Do the rewrite bits needed for it to make sense if it has been moved, polish up the language, add in any establishing you thought of. Add description if you tend to be a bit light on that in the first draft (I do!)

Just rewrite the hell out of that chapter!

Of course you'll do a final buff later, but get that chapter as good as you can get and then, very importantly: move on.

Repeat for chapter 2, chapter 3 etc. If you like making lists then make a To Do list of the chapters so you can tick each one off as it's done. Watching that list filling up is very satisfying.

Don't think about anything but this chapter when you're working on it.


  • So you won't feel overwhelmed at the sheer size of the whole task. You're never editing the whole hulking mass of the story; you're just editing 2000 words, 3000 words.
  • Because doing one chapter at a time and moving on means you avoid the endless tweaking that can suck all of the life and spontaneity out of the prose.
  • Because the chapters will be stronger for it, as you consider them in isolation, as a story within the story, just as each scene is also then a story within that story!
Step 8: Abandon it!

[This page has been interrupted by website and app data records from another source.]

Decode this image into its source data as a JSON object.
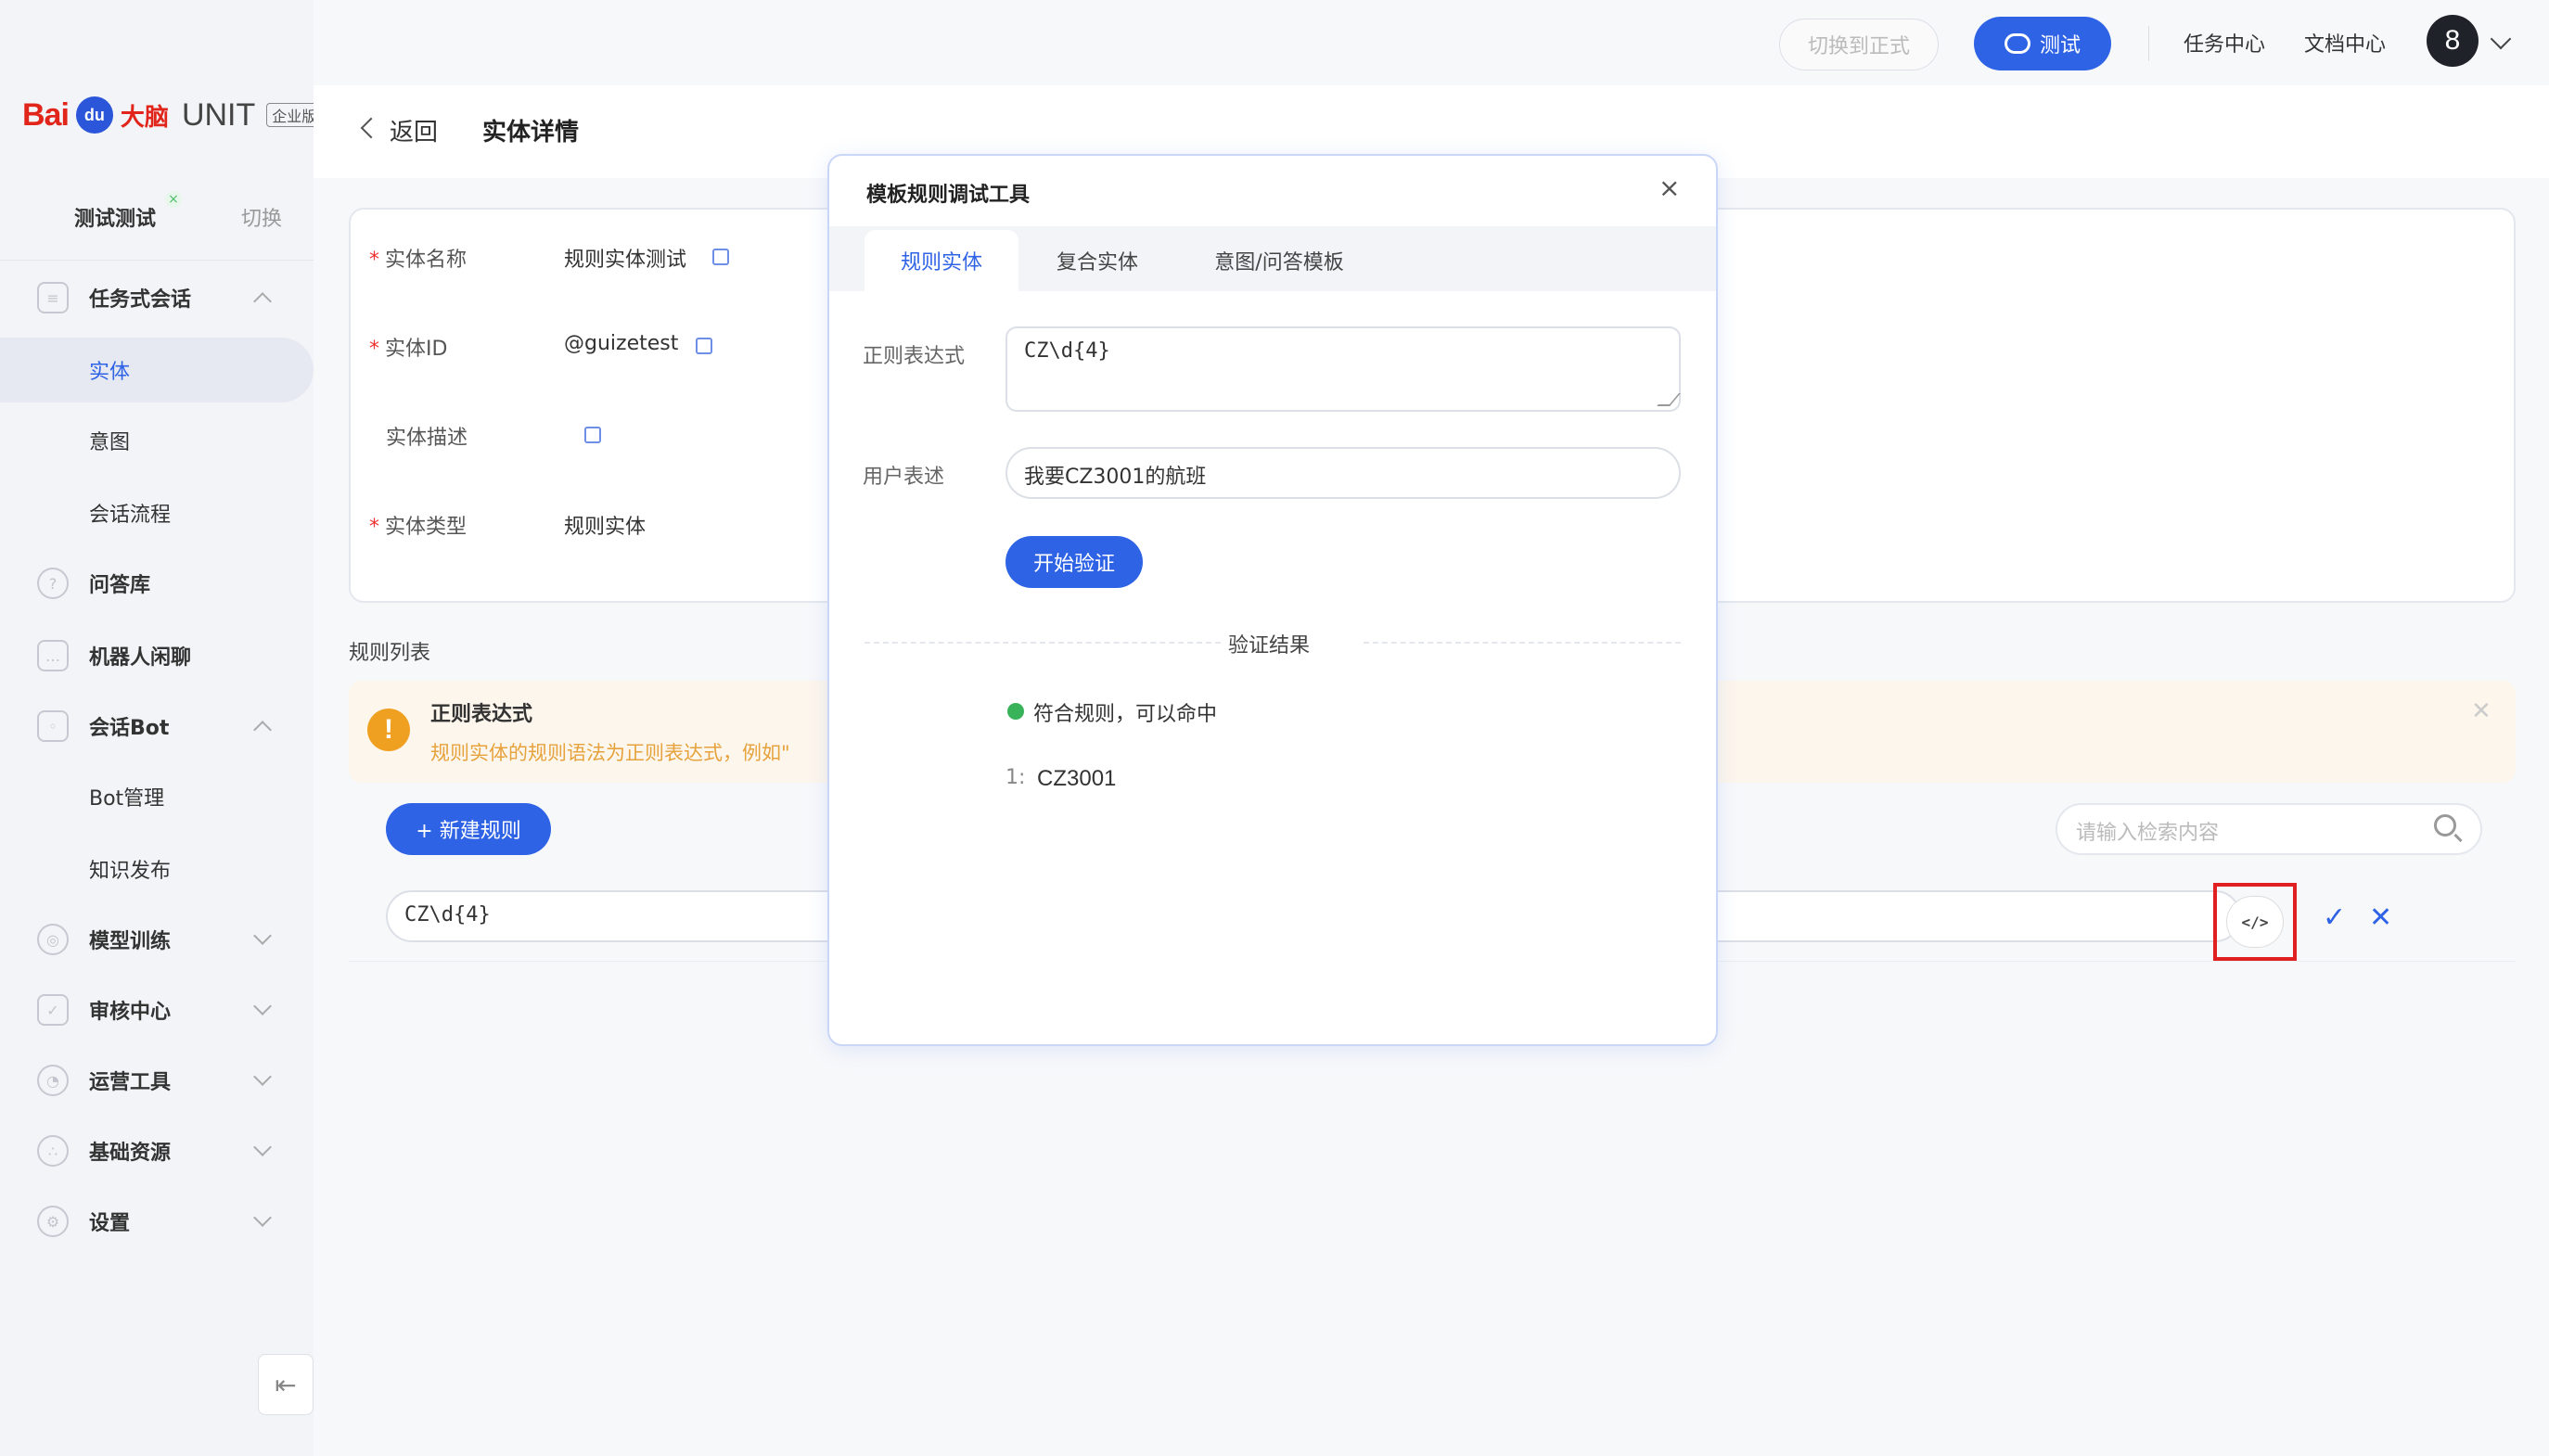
{
  "sidebar": {
    "logo": {
      "bai": "Bai",
      "paw": "du",
      "danao": "大脑",
      "unit": "UNIT",
      "edition": "企业版"
    },
    "workspace": {
      "name": "测试测试",
      "switch_label": "切换"
    },
    "nav": [
      {
        "label": "任务式会话",
        "icon": "tree-icon",
        "expanded": true
      },
      {
        "label": "实体",
        "sub": true,
        "active": true
      },
      {
        "label": "意图",
        "sub": true
      },
      {
        "label": "会话流程",
        "sub": true
      },
      {
        "label": "问答库",
        "icon": "qa-icon"
      },
      {
        "label": "机器人闲聊",
        "icon": "chat-icon"
      },
      {
        "label": "会话Bot",
        "icon": "bot-icon",
        "expanded": true
      },
      {
        "label": "Bot管理",
        "sub": true
      },
      {
        "label": "知识发布",
        "sub": true
      },
      {
        "label": "模型训练",
        "icon": "model-icon"
      },
      {
        "label": "审核中心",
        "icon": "shield-icon"
      },
      {
        "label": "运营工具",
        "icon": "ops-icon"
      },
      {
        "label": "基础资源",
        "icon": "resource-icon"
      },
      {
        "label": "设置",
        "icon": "gear-icon"
      }
    ]
  },
  "topbar": {
    "switch_prod_label": "切换到正式",
    "test_label": "测试",
    "task_center": "任务中心",
    "doc_center": "文档中心",
    "avatar_text": "8"
  },
  "header": {
    "back_label": "返回",
    "title": "实体详情"
  },
  "entity": {
    "name_label": "实体名称",
    "name_value": "规则实体测试",
    "id_label": "实体ID",
    "id_value": "@guizetest",
    "desc_label": "实体描述",
    "type_label": "实体类型",
    "type_value": "规则实体"
  },
  "rules": {
    "title": "规则列表",
    "alert_title": "正则表达式",
    "alert_desc": "规则实体的规则语法为正则表达式，例如\"",
    "new_rule_label": "+ 新建规则",
    "search_placeholder": "请输入检索内容",
    "rule_value": "CZ\\d{4}",
    "code_icon_text": "</>"
  },
  "dialog": {
    "title": "模板规则调试工具",
    "tabs": [
      "规则实体",
      "复合实体",
      "意图/问答模板"
    ],
    "regex_label": "正则表达式",
    "regex_value": "CZ\\d{4}",
    "utterance_label": "用户表述",
    "utterance_value": "我要CZ3001的航班",
    "verify_label": "开始验证",
    "result_title": "验证结果",
    "result_status": "符合规则，可以命中",
    "match_index": "1:",
    "match_value": "CZ3001"
  },
  "colors": {
    "primary": "#2f63e6",
    "success": "#38b35a",
    "warning": "#f0a020",
    "highlight": "#e02020"
  }
}
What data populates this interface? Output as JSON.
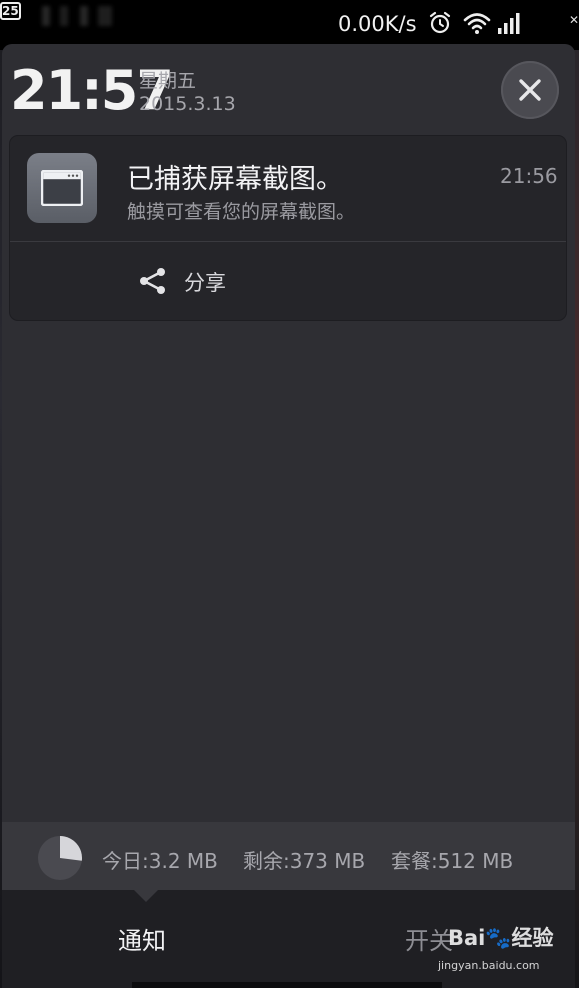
{
  "status_bar": {
    "net_speed": "0.00K/s",
    "battery": "25",
    "icons": [
      "alarm-icon",
      "wifi-icon",
      "signal-icon",
      "battery-icon"
    ]
  },
  "header": {
    "time": "21:57",
    "weekday": "星期五",
    "date": "2015.3.13"
  },
  "notification": {
    "title": "已捕获屏幕截图。",
    "body": "触摸可查看您的屏幕截图。",
    "time": "21:56",
    "action_label": "分享"
  },
  "data_usage": {
    "today": "今日:3.2 MB",
    "remaining": "剩余:373 MB",
    "plan": "套餐:512 MB",
    "used_fraction": 0.27
  },
  "tabs": [
    {
      "label": "通知",
      "active": true
    },
    {
      "label": "开关",
      "active": false
    }
  ],
  "watermark": {
    "brand": "Bai",
    "brand_suffix": "经验",
    "url": "jingyan.baidu.com"
  },
  "colors": {
    "panel": "#2e2e33",
    "card": "#252529",
    "accent_text": "#f2f2f4",
    "muted_text": "#9a9aa0"
  }
}
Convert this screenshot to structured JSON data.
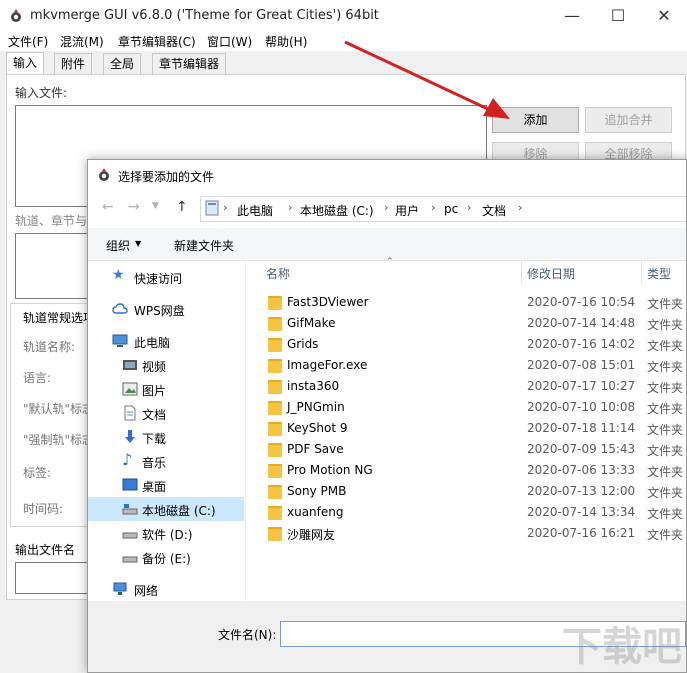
{
  "main": {
    "title": "mkvmerge GUI v6.8.0 ('Theme for Great Cities') 64bit",
    "menu": [
      "文件(F)",
      "混流(M)",
      "章节编辑器(C)",
      "窗口(W)",
      "帮助(H)"
    ],
    "tabs": [
      "输入",
      "附件",
      "全局",
      "章节编辑器"
    ],
    "input_files_label": "输入文件:",
    "add_button": "添加",
    "append_button": "追加合并",
    "remove_button": "移除",
    "remove_all_button": "全部移除",
    "tracks_label": "轨道、章节与",
    "track_options_label": "轨道常规选项",
    "track_name_label": "轨道名称:",
    "language_label": "语言:",
    "default_track_label": "\"默认轨\"标志",
    "forced_track_label": "\"强制轨\"标志",
    "tags_label": "标签:",
    "timecode_label": "时间码:",
    "output_label": "输出文件名"
  },
  "dialog": {
    "title": "选择要添加的文件",
    "breadcrumb": [
      "此电脑",
      "本地磁盘 (C:)",
      "用户",
      "pc",
      "文档"
    ],
    "organize": "组织",
    "new_folder": "新建文件夹",
    "nav": [
      {
        "label": "快速访问",
        "icon": "star-icon"
      },
      {
        "label": "WPS网盘",
        "icon": "cloud-icon"
      },
      {
        "label": "此电脑",
        "icon": "computer-icon"
      },
      {
        "label": "视频",
        "icon": "video-icon"
      },
      {
        "label": "图片",
        "icon": "picture-icon"
      },
      {
        "label": "文档",
        "icon": "document-icon"
      },
      {
        "label": "下载",
        "icon": "download-icon"
      },
      {
        "label": "音乐",
        "icon": "music-icon"
      },
      {
        "label": "桌面",
        "icon": "desktop-icon"
      },
      {
        "label": "本地磁盘 (C:)",
        "icon": "drive-icon"
      },
      {
        "label": "软件 (D:)",
        "icon": "drive-icon"
      },
      {
        "label": "备份 (E:)",
        "icon": "drive-icon"
      },
      {
        "label": "网络",
        "icon": "network-icon"
      }
    ],
    "columns": {
      "name": "名称",
      "date": "修改日期",
      "type": "类型"
    },
    "files": [
      {
        "name": "Fast3DViewer",
        "date": "2020-07-16 10:54",
        "type": "文件夹"
      },
      {
        "name": "GifMake",
        "date": "2020-07-14 14:48",
        "type": "文件夹"
      },
      {
        "name": "Grids",
        "date": "2020-07-16 14:02",
        "type": "文件夹"
      },
      {
        "name": "ImageFor.exe",
        "date": "2020-07-08 15:01",
        "type": "文件夹"
      },
      {
        "name": "insta360",
        "date": "2020-07-17 10:27",
        "type": "文件夹"
      },
      {
        "name": "J_PNGmin",
        "date": "2020-07-10 10:08",
        "type": "文件夹"
      },
      {
        "name": "KeyShot 9",
        "date": "2020-07-18 11:14",
        "type": "文件夹"
      },
      {
        "name": "PDF Save",
        "date": "2020-07-09 15:43",
        "type": "文件夹"
      },
      {
        "name": "Pro Motion NG",
        "date": "2020-07-06 13:33",
        "type": "文件夹"
      },
      {
        "name": "Sony PMB",
        "date": "2020-07-13 12:00",
        "type": "文件夹"
      },
      {
        "name": "xuanfeng",
        "date": "2020-07-14 13:34",
        "type": "文件夹"
      },
      {
        "name": "沙雕网友",
        "date": "2020-07-16 16:21",
        "type": "文件夹"
      }
    ],
    "filename_label": "文件名(N):",
    "filename_value": ""
  },
  "colors": {
    "arrow": "#d42020",
    "selection": "#cce8ff",
    "folder": "#f5c542"
  }
}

It's said that no work of art is ever finished, merely abandoned. Once you edit the final chapter, go back and read the whole story one last time. There will still be tweaks here and there. Make them. You will still spot typos. Fix them.

But remember, when you read it in a year you will still spot typos, everyone does, even in published books. And I guarantee that in a year you'll look at it and think of ways it could be better, both in small details and in major plot developments.

If at this last reading you really do spot a serious problem that you must fix, then okay, take another pass at it, repeating as many of the steps as you need to.

But don't go on pecking at it forever. At some stage you must say "this is as finished as it's going to get." And the longer you go on with it the more you will start to get bored with it and even hate it! In fact that may happen right in the middle of editing it. If it does, then take a break from the story for a week or so. If you're tired of it you'll be tempted to rush to finish it. Better to walk away for a while and come back with a fresh mind.

Remember that editing doesn't always improve something. There's no rule that says the line you rewrote today is actually better than it was before.

It's also a case of diminishing returns. You learnt a lot from writing the first draft. You'll learn a lot from the initial editing. Every subsequent pass at the editing you'll learn less as your focus gets tighter and tighter. You eventually have to leave it be and move on to the next story and apply all the things you just learnt to that new one.

So you get the one final pass to spot any lingering issues and then you must set it free. Archive it, submit it, whatever you are doing with it, but get it out there at last!

Good luck and have fun.



© E Charles 2007